__Your goal__
The response must be made up of the lines in the entries below that contain "Action".

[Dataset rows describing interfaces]
==============================

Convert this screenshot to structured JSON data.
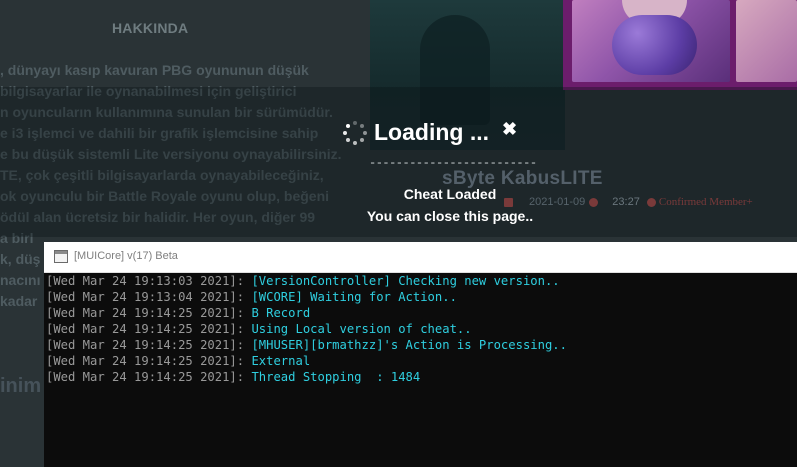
{
  "background": {
    "article_heading": "HAKKINDA",
    "article_lines": [
      ", dünyayı kasıp kavuran PBG oyununun düşük",
      "bilgisayarlar ile oynanabilmesi için geliştirici",
      "n oyuncuların kullanımına sunulan bir sürümüdür.",
      "e i3 işlemci ve dahili bir grafik işlemcisine sahip",
      "e bu düşük sistemli Lite versiyonu oynayabilirsiniz.",
      "TE, çok çeşitli bilgisayarlarda oynayabileceğiniz,",
      "ok oyunculu bir Battle Royale oyunu olup, beğeni",
      "ödül alan ücretsiz bir halidir. Her oyun, diğer 99",
      "a birl",
      "k, düş",
      "nacını",
      "kadar"
    ],
    "article_tail": "inim",
    "post_title": "sByte KabusLITE",
    "post_date": "2021-01-09",
    "post_time": "23:27",
    "post_member": "Confirmed Member+"
  },
  "overlay": {
    "title": "Loading ...",
    "close_symbol": "✖",
    "separator": "-------------------------",
    "message_line1": "Cheat Loaded",
    "message_line2": "You can close this page.."
  },
  "console": {
    "window_title": "[MUICore] v(17) Beta",
    "lines": [
      {
        "timestamp": "[Wed Mar 24 19:13:03 2021]: ",
        "text": "[VersionController] Checking new version.."
      },
      {
        "timestamp": "[Wed Mar 24 19:13:04 2021]: ",
        "text": "[WCORE] Waiting for Action.."
      },
      {
        "timestamp": "[Wed Mar 24 19:14:25 2021]: ",
        "text": "B Record"
      },
      {
        "timestamp": "[Wed Mar 24 19:14:25 2021]: ",
        "text": "Using Local version of cheat.."
      },
      {
        "timestamp": "[Wed Mar 24 19:14:25 2021]: ",
        "text": "[MHUSER][brmathzz]'s Action is Processing.."
      },
      {
        "timestamp": "[Wed Mar 24 19:14:25 2021]: ",
        "text": "External"
      },
      {
        "timestamp": "[Wed Mar 24 19:14:25 2021]: ",
        "text": "Thread Stopping  : 1484"
      }
    ]
  },
  "colors": {
    "console_background": "#0c0c0c",
    "console_timestamp": "#999999",
    "console_message": "#2fcfe0",
    "overlay_text": "#ffffff"
  },
  "icons": [
    "spinner-icon",
    "close-icon",
    "console-window-icon",
    "calendar-icon",
    "clock-icon",
    "member-badge-icon"
  ]
}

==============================

__Result for this task__
        "text": "[WCORE] Waiting for Action.."
        "text": "[MHUSER][brmathzz]'s Action is Processing.."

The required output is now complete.